Cyprus sought a bailout of 15.8 billion euros, but EU finance ministers were only prepared to lend 10 billion euros. Germany insisted that the remainder be paid through a 6.75 percent tax on small deposits and a 9.9 percent tax on large accounts.
But even after the government shifted the proposed tax burden to owners of deposits of more than 100,000 euros, the plan remained unacceptable to parliament.
Zsollt Darvas at the Bruegel Institute, a Brussels-based think tank, said that the EU was right to insist on taxing depositors as part of a bailout-package. "Taxpayers should not foot the bill for private-sector losses," he told SETimes.

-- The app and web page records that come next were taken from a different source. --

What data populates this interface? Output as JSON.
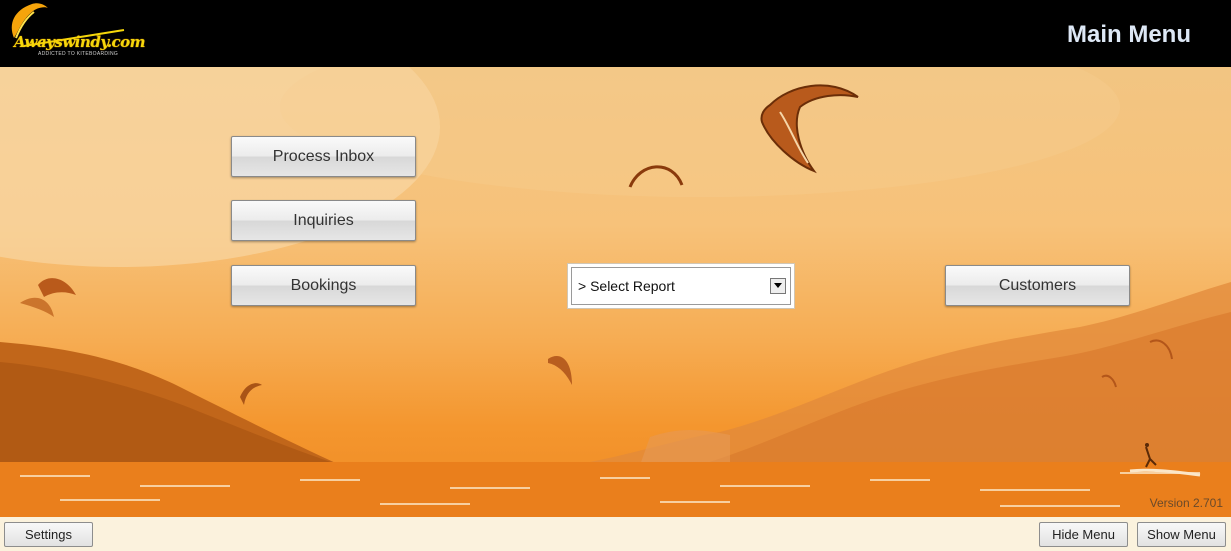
{
  "header": {
    "title": "Main Menu",
    "logo_text": "Awayswindy.com",
    "logo_tagline": "ADDICTED TO KITEBOARDING"
  },
  "menu": {
    "process_inbox": "Process Inbox",
    "inquiries": "Inquiries",
    "bookings": "Bookings",
    "customers": "Customers"
  },
  "report_select": {
    "selected": "> Select Report"
  },
  "version": "Version 2.701",
  "footer": {
    "settings": "Settings",
    "hide_menu": "Hide Menu",
    "show_menu": "Show Menu"
  },
  "colors": {
    "header_bg": "#000000",
    "title": "#dde8f6",
    "scene": "#f4a54a",
    "logo": "#f5d70b"
  }
}
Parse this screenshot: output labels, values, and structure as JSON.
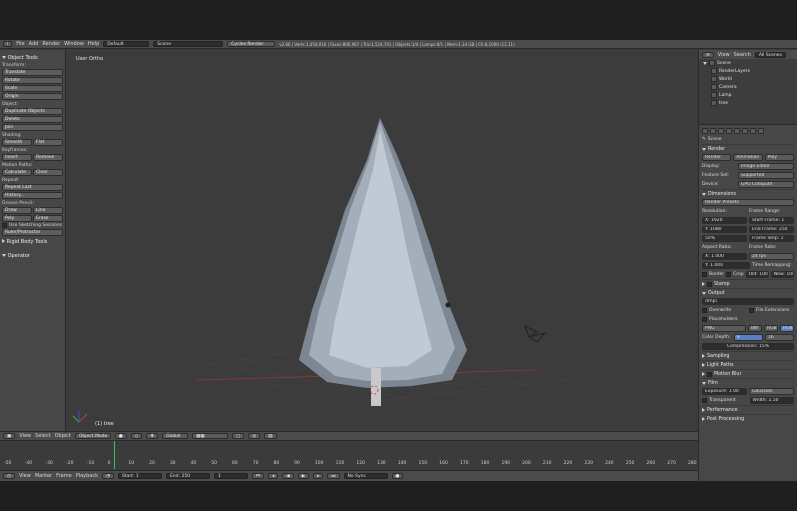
{
  "top_menu": {
    "editor_icon": "info-editor-icon",
    "items": [
      "File",
      "Add",
      "Render",
      "Window",
      "Help"
    ],
    "layout": "Default",
    "scene": "Scene",
    "engine": "Cycles Render",
    "stats": "v2.66 | Verts:1,454,016 | Faces:800,967 | Tris:1,524,741 | Objects:1/4 | Lamps:0/1 | Mem:1.34 GB | Ch:8,1000 (12.11)"
  },
  "tool_shelf": {
    "title": "Object Tools",
    "sections": {
      "transform_label": "Transform:",
      "transform": [
        "Translate",
        "Rotate",
        "Scale",
        "Origin"
      ],
      "object_label": "Object:",
      "object": [
        "Duplicate Objects",
        "Delete",
        "Join"
      ],
      "shading_label": "Shading:",
      "shading": [
        "Smooth",
        "Flat"
      ],
      "keyframes_label": "Keyframes:",
      "keyframes": [
        "Insert",
        "Remove"
      ],
      "motion_paths_label": "Motion Paths:",
      "motion_paths": [
        "Calculate",
        "Clear"
      ],
      "repeat_label": "Repeat:",
      "repeat": [
        "Repeat Last",
        "History..."
      ],
      "grease_pencil_label": "Grease Pencil:",
      "grease_pencil": [
        "Draw",
        "Line",
        "Poly",
        "Erase"
      ],
      "use_sketching": "Use Sketching Sessions",
      "ruler": "Ruler/Protractor",
      "rigid_body": "Rigid Body Tools",
      "operator": "Operator"
    }
  },
  "viewport": {
    "title": "User Ortho",
    "object_label": "(1) tree"
  },
  "header3d": {
    "items": [
      "View",
      "Select",
      "Object"
    ],
    "mode": "Object Mode",
    "orientation": "Global"
  },
  "timeline": {
    "ruler": [
      "-50",
      "-40",
      "-30",
      "-20",
      "-10",
      "0",
      "10",
      "20",
      "30",
      "40",
      "50",
      "60",
      "70",
      "80",
      "90",
      "100",
      "110",
      "120",
      "130",
      "140",
      "150",
      "160",
      "170",
      "180",
      "190",
      "200",
      "210",
      "220",
      "230",
      "240",
      "250",
      "260",
      "270",
      "280"
    ],
    "menus": [
      "View",
      "Marker",
      "Frame",
      "Playback"
    ],
    "start": "Start: 1",
    "end": "End: 250",
    "current": "1",
    "sync": "No Sync"
  },
  "outliner": {
    "menus": [
      "View",
      "Search"
    ],
    "filter": "All Scenes",
    "items": [
      "Scene",
      "RenderLayers",
      "World",
      "Camera",
      "Lamp",
      "tree"
    ]
  },
  "properties": {
    "context": "Scene",
    "render_panel": "Render",
    "render_btn": "Render",
    "animation_btn": "Animation",
    "play_btn": "Play",
    "display_label": "Display:",
    "display_value": "Image Editor",
    "feature_set_label": "Feature Set:",
    "feature_set_value": "Supported",
    "device_label": "Device:",
    "device_value": "GPU Compute",
    "dimensions_panel": "Dimensions",
    "render_presets": "Render Presets",
    "resolution_label": "Resolution:",
    "frame_range_label": "Frame Range:",
    "res_x": "X: 1920",
    "res_y": "Y: 1080",
    "res_pct": "50%",
    "start_frame": "Start Frame: 1",
    "end_frame": "End Frame: 250",
    "frame_step": "Frame Step: 1",
    "aspect_label": "Aspect Ratio:",
    "frame_rate_label": "Frame Rate:",
    "aspect_x": "X: 1.000",
    "aspect_y": "Y: 1.000",
    "fps": "24 fps",
    "time_remap": "Time Remapping:",
    "border": "Border",
    "crop": "Crop",
    "old": "Old: 100",
    "new": "New: 100",
    "stamp_panel": "Stamp",
    "output_panel": "Output",
    "output_path": "/tmp\\",
    "overwrite": "Overwrite",
    "file_ext": "File Extensions",
    "placeholders": "Placeholders",
    "format": "PNG",
    "bw": "BW",
    "rgb": "RGB",
    "rgba": "RGBA",
    "color_depth_label": "Color Depth:",
    "color_depth_8": "8",
    "color_depth_16": "16",
    "compression": "Compression: 15%",
    "sampling_panel": "Sampling",
    "light_paths_panel": "Light Paths",
    "motion_blur_panel": "Motion Blur",
    "film_panel": "Film",
    "exposure": "Exposure: 1.00",
    "filter": "Gaussian",
    "transparent": "Transparent",
    "width": "Width: 1.50",
    "performance_panel": "Performance",
    "post_processing_panel": "Post Processing"
  },
  "colors": {
    "tree": "#bcc6d2",
    "accent_blue": "#5680c2",
    "frame_marker": "#3fbf4f"
  }
}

Darvas doubted there would have been serious fallout if Cyprus had accepted the tax on deposits. "Institutional investors would have understood that Cyprus is a unique case."
The demand for a haircut was driven largely by fatigue from five years of propping up faltering economies, including Spain, Italy, Portugal and Greece.
The next step for Cyprus remains unclear, as its economy would not survive if the European Central Bank cuts its lifeline to banks. The bank finances troubled banks in the eurozone at very low rates.
"If Cyprus leaves the eurozone there will be a big explosion in the eurozone," John Nomikos, who heads the Research Institute for European and American Studies in Athens, told SETimes.
Nomikos predicted a collapse of confidence for other Europeans. "People fear what might have happened in Cyprus could happen in any state," he said.
Other analysts played down the risk of contagion. "Cyprus will be considered a very special case and the confidence of deposit holders in other eurozone countries will not be affected," Ariën Bikker, spokesperson of ABN-AMRO, a Dutch bank, told SETimes.
None of the European institutions could be reached for comment. But Stavros Karkaletsis at the Hellenic Centre for European and International Analyses doubted the EU would act precipitously.
"Nobody believes the Germans are going to push Cyprus out of the eurozone," Karkaletsis told SETimes. "But the Germans will be very angry."
Media reports indicate that Finance Minister Michael Sarris is already in Russia negotiating with Moscow's government. Russia holds a large percentage of uninsured deposits in Cyprus and may be motivated to help bail out the economy. If the European Central Bank cuts the lifeline and Cyprus defaults, Russian depositors stand to lose roughly 14 billion euros, according to an analysis by Moody's, the US-based credit rating agency.
Some expressed concern that negotiating with Moscow could give Russia and its president, Vladimir Putin, more influence in Cypriot affairs.
"He can say 'I give you the 6 billion euros you need, but you have to give me access to your gas fields'," Karkaletsis said. "Putin can also buy one of the two big banks."
Correspondent Andy Dabilis in Athens contributed to this report.